For the still-divided super committee, three-and-a-half months of work have boiled down to three days: The panel likely needs to submit a package to Congress’ budget scorekeeper by Monday to hold its Wednesday final vote.
But at this rate, it’s unclear whether the bicameral, bipartisan group of lawmakers will have anything to vote on, especially something that could garner the seven votes necessary to send a package to the full Congress for approval.
With deadlines hanging like daggers, the group tasked with finding $1.2 trillion in savings over the next 10 years did not appear to be any closer today to an agreement than it was when this critical week started. Democrats and Republicans met multiple times among themselves, but the full committee still has not met behind closed doors since Oct. 31. And the panel’s lawmakers, once tight-lipped and optimistic, are now as vocal as ever in lobbing insults at the other side.
Members said today they will continue to meet throughout the weekend, even as their colleagues go home for Thanksgiving, well aware that the Congressional Budget Office will need a product from them by Monday. But the commitment to meet likely will not be enough to bridge the serious policy gaps remaining between the two parties on taxes and entitlements. The balance of cuts to revenues to reform has doomed every negotiating group preceding the super committee, and it has created what could be an insurmountable block for the current panel, despite open support from Congressional leaders.
Senate Majority Leader Harry Reid (D-Nev.) and Speaker John Boehner (R-Ohio) met Tuesday, and Reid especially has kicked up his involvement in the talks. But it’s unclear how involved the leaders are willing to get in the direct negotiations, and time is running out.

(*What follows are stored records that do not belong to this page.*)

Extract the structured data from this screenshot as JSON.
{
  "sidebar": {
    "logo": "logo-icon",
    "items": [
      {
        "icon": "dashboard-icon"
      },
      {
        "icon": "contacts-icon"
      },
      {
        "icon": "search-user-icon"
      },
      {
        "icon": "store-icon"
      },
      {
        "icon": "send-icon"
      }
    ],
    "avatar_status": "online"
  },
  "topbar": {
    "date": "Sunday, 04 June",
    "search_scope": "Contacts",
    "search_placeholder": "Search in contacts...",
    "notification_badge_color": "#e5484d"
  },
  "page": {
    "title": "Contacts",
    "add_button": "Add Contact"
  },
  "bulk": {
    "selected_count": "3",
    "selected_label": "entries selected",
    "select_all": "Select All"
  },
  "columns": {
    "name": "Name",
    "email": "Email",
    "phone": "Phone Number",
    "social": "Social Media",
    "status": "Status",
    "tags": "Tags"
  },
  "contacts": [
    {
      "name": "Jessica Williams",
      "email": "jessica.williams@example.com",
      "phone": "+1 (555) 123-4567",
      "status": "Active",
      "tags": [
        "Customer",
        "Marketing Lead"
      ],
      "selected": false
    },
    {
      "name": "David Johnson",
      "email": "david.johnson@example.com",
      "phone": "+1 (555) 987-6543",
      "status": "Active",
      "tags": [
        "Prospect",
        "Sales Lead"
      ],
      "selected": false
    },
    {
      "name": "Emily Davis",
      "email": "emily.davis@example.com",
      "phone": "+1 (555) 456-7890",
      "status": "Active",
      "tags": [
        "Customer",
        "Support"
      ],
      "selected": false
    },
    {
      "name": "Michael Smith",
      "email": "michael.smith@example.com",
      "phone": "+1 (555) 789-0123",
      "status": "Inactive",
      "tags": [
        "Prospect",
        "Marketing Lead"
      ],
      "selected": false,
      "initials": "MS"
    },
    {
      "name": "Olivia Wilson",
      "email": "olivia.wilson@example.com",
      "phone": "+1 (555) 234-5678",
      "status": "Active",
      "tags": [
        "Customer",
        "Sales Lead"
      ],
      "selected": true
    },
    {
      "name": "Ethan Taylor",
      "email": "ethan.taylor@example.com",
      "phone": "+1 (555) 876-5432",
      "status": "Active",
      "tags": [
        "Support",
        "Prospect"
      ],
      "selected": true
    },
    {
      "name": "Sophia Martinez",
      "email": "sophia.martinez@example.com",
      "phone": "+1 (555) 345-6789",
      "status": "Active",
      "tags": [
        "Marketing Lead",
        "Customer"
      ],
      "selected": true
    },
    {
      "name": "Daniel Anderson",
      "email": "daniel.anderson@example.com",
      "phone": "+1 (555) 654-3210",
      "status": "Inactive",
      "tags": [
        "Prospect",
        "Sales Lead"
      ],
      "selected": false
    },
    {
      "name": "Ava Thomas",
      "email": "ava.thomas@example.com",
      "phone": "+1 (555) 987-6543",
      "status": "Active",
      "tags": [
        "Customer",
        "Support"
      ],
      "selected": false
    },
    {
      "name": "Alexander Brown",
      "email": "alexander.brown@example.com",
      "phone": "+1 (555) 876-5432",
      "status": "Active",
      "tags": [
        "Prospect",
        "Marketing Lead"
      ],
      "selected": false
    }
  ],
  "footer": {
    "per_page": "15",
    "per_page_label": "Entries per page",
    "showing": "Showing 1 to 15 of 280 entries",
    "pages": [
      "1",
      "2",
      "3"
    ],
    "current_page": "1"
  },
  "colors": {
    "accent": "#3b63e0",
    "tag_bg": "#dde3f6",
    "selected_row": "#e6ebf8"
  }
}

“Leadership is involved, definitely is involved,” Senate Majority Whip Dick Durbin (D-Ill.) said today. “Harry has met with John Boehner — that’s been reported. And he is really trying to reach out to him to spark closer cooperation. At this moment, I still think they’re struggling to find that. I hope I’m wrong.”
Meanwhile, the panel’s Democrats and Republicans stood by their most recent proposal today. Early last week, Republicans made a $1.2 trillion offer, including $250 billion in tax code reform, in exchange for a permanent extension of the Bush-era tax cuts, extended last winter by President Barack Obama.
Terri Henderson, 6, center, whose mother is El Salvador, attends a rally with members of Congress at Union Station's Columbus Circle to announce the Restore Opportunity, Strengthen, and Improve the Economy (ROSIE) Act on July 29, 2014. The legislation provides incentives for government contractors to pay a living wage and other benefits that would help low-income workers.